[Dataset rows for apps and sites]
^^^^^^^^^^^^^^^^
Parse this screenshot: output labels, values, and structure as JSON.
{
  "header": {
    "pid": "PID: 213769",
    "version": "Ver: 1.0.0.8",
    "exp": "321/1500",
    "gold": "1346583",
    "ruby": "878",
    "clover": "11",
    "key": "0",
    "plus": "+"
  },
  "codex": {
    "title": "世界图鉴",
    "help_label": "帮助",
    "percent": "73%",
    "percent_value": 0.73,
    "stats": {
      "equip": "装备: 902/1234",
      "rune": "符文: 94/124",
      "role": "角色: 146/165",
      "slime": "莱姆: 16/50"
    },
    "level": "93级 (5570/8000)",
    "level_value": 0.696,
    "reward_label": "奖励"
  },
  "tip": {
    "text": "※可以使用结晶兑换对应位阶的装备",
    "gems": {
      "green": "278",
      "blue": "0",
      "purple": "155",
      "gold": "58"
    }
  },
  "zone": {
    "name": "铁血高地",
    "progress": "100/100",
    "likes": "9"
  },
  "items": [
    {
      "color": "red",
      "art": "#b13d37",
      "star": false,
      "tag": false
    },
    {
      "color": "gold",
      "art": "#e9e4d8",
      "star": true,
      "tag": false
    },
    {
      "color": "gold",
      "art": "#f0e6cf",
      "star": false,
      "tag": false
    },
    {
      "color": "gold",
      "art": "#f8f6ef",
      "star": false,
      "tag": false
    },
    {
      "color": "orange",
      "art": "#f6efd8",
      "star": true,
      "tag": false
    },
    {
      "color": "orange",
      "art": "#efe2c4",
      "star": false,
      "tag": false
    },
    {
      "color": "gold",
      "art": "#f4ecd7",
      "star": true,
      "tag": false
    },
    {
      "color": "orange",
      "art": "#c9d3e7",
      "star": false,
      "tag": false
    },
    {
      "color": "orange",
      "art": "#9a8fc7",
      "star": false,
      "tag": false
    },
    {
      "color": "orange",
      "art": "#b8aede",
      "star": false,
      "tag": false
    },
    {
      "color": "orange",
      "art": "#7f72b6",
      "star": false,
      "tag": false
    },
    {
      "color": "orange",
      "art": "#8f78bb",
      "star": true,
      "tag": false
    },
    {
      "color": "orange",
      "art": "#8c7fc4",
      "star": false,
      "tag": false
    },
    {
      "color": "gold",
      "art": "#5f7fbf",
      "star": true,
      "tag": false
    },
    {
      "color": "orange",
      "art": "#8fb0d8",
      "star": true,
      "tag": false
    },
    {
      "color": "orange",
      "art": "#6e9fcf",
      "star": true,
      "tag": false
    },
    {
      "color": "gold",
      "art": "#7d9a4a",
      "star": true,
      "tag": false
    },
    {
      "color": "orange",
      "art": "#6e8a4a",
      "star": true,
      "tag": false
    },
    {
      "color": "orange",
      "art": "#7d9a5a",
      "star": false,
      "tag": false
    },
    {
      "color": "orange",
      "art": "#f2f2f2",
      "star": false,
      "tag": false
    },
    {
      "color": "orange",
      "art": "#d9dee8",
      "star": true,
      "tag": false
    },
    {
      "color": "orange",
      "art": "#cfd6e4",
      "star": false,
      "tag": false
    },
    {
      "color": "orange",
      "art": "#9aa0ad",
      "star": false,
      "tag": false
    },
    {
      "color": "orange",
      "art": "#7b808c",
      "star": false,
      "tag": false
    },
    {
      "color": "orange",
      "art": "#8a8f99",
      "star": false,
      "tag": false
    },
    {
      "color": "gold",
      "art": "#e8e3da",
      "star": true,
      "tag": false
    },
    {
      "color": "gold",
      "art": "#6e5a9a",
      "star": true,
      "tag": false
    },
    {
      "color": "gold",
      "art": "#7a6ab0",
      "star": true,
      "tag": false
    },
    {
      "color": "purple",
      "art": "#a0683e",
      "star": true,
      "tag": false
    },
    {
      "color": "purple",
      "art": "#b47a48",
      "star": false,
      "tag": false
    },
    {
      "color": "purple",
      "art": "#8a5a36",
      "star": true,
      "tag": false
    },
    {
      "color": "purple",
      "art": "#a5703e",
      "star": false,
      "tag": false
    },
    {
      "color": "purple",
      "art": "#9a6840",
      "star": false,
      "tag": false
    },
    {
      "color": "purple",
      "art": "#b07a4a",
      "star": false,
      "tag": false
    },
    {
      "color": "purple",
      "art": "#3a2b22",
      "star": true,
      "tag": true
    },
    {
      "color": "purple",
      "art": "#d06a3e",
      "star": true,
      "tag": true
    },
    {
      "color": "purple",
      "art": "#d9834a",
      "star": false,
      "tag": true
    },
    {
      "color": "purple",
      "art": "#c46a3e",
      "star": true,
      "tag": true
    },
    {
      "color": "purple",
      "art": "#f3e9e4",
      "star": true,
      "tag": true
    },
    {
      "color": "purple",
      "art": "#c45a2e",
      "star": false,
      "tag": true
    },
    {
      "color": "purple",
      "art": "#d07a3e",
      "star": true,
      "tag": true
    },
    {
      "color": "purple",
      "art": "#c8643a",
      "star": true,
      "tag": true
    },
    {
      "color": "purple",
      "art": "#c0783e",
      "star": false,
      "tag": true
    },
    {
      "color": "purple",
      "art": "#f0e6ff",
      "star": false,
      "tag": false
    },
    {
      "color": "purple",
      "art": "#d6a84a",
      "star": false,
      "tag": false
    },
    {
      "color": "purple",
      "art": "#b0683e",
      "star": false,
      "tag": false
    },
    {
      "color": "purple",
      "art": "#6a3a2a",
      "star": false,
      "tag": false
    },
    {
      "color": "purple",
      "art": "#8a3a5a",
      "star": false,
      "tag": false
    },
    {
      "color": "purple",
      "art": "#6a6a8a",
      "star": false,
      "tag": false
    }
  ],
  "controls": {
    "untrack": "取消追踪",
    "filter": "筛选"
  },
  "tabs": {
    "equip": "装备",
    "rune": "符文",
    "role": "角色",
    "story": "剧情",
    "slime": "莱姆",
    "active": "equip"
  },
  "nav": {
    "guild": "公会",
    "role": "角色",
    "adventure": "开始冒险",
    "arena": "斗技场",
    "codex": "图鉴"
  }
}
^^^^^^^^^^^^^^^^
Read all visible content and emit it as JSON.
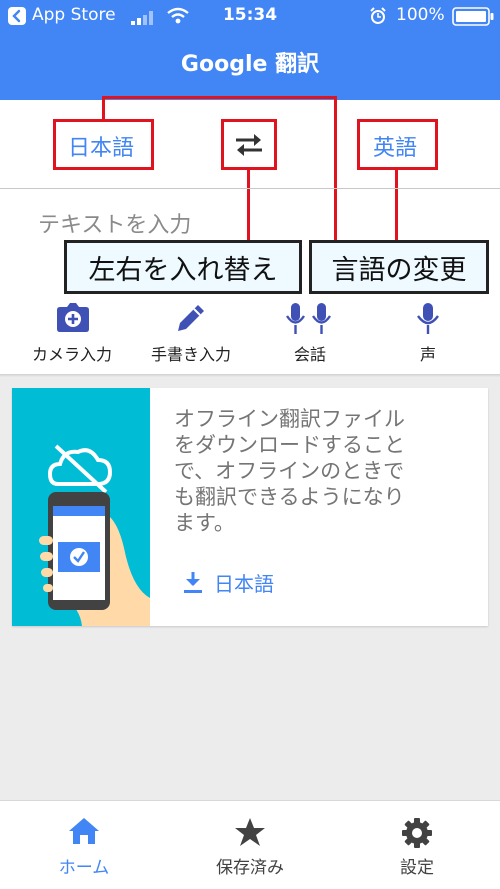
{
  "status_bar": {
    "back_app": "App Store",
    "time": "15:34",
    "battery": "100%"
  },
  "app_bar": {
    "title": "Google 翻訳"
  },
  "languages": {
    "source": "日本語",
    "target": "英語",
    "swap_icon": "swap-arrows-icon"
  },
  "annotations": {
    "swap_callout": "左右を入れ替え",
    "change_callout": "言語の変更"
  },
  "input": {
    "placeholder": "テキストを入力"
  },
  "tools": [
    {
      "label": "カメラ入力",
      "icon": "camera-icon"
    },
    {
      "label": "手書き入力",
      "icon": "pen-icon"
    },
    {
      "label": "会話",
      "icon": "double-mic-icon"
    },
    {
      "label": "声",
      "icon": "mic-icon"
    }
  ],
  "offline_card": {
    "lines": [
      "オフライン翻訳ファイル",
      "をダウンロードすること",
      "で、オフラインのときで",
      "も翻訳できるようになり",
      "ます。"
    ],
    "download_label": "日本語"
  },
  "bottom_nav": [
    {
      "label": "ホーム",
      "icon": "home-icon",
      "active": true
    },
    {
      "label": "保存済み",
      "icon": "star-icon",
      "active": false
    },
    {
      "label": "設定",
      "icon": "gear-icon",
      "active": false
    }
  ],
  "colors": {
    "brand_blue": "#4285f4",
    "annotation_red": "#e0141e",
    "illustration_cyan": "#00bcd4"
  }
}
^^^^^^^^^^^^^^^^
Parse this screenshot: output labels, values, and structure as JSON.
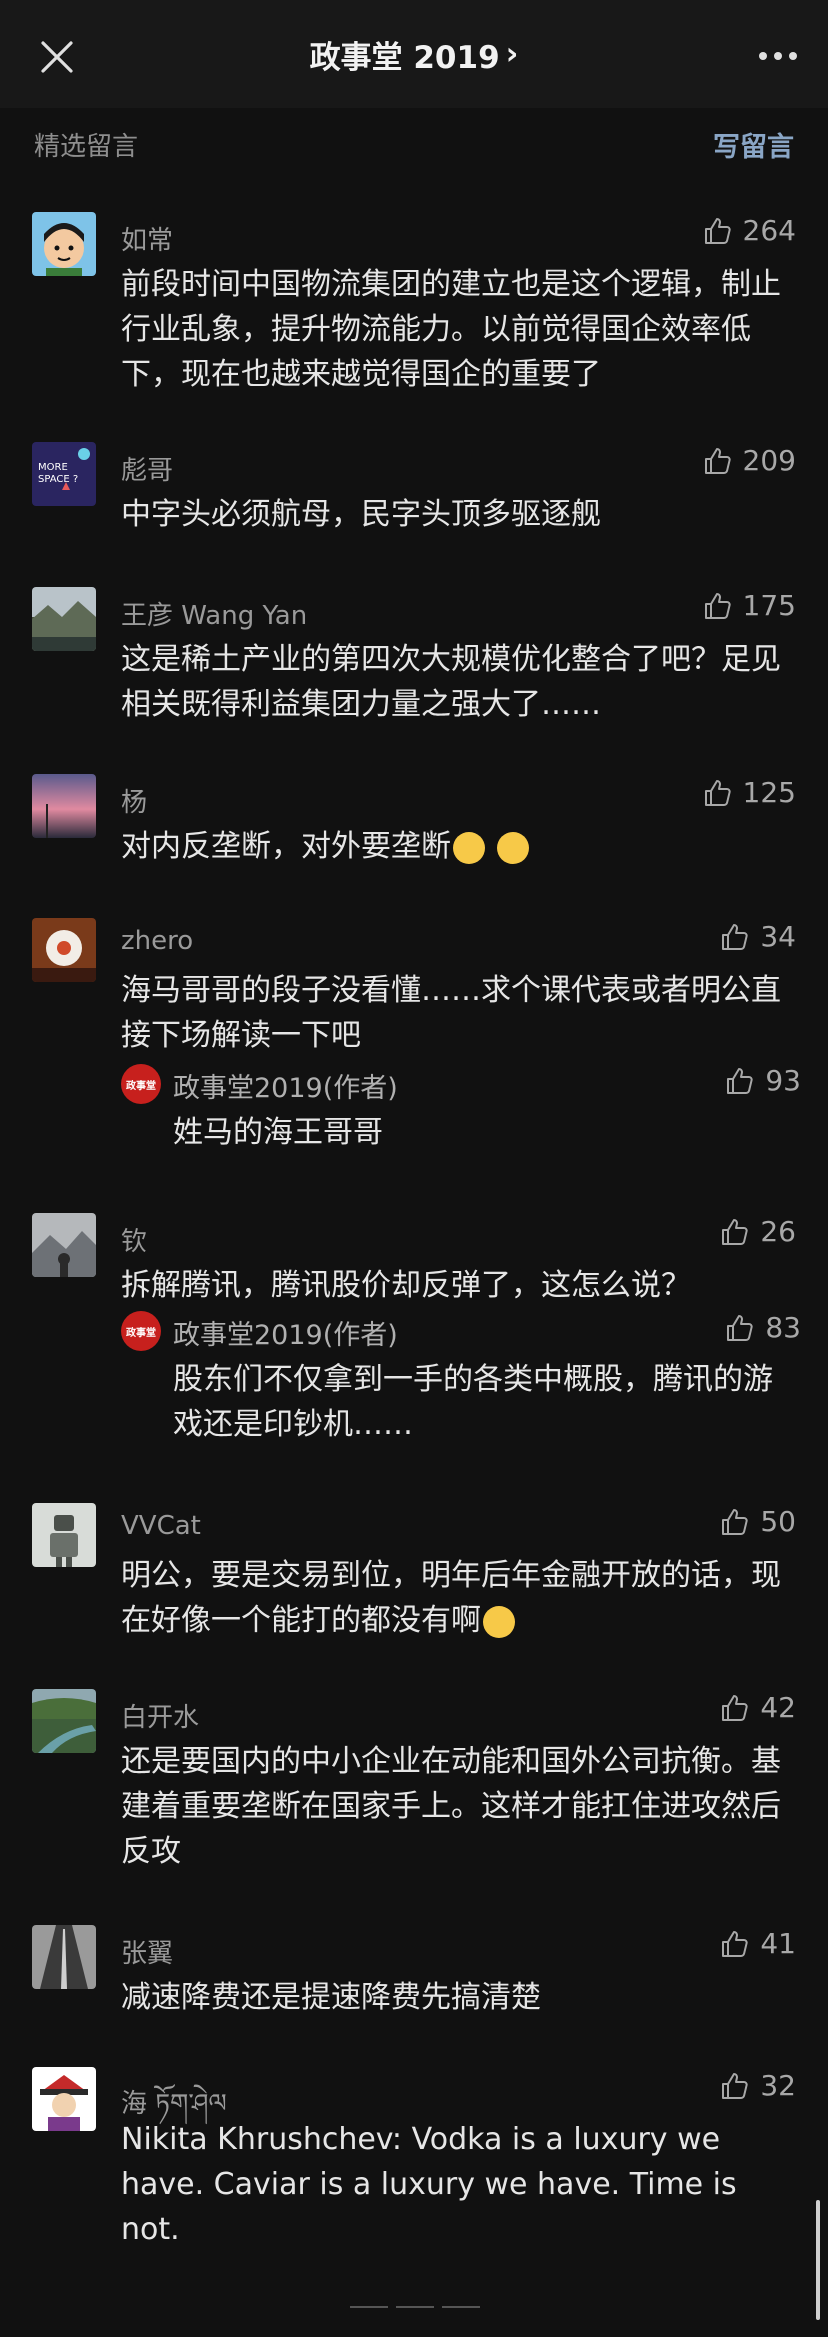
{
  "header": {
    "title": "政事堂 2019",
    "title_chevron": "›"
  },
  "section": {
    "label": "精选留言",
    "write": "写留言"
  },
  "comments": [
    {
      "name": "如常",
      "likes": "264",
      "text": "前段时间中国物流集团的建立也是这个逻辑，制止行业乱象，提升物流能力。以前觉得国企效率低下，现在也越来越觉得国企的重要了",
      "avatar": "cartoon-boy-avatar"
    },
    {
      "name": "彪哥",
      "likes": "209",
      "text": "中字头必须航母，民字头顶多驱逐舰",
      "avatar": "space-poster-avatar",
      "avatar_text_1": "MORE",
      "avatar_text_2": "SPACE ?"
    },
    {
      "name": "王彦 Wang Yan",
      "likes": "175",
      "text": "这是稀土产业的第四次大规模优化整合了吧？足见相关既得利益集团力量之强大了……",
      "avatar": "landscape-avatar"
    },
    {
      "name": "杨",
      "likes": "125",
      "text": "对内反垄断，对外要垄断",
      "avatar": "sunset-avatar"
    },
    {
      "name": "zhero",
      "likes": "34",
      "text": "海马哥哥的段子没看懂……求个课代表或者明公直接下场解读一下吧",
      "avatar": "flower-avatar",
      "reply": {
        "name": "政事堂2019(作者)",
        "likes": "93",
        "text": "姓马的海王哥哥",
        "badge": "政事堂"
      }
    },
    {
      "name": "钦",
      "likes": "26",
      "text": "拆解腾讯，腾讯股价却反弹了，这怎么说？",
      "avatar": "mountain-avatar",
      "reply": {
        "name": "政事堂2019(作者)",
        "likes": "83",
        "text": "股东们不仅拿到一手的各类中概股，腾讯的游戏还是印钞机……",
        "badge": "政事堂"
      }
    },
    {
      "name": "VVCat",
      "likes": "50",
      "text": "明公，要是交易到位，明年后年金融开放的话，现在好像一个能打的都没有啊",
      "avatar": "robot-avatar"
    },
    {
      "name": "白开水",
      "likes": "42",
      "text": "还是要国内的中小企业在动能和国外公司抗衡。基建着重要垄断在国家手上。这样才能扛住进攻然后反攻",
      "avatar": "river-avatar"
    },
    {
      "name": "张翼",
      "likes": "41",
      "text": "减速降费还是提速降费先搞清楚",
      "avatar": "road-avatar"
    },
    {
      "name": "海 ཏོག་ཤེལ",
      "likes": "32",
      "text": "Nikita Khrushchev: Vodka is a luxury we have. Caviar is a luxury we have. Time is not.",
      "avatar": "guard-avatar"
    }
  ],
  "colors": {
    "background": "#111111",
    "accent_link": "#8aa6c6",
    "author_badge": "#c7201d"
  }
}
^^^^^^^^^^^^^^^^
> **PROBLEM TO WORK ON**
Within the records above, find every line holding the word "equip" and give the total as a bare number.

> **WORKED SOLUTION**
3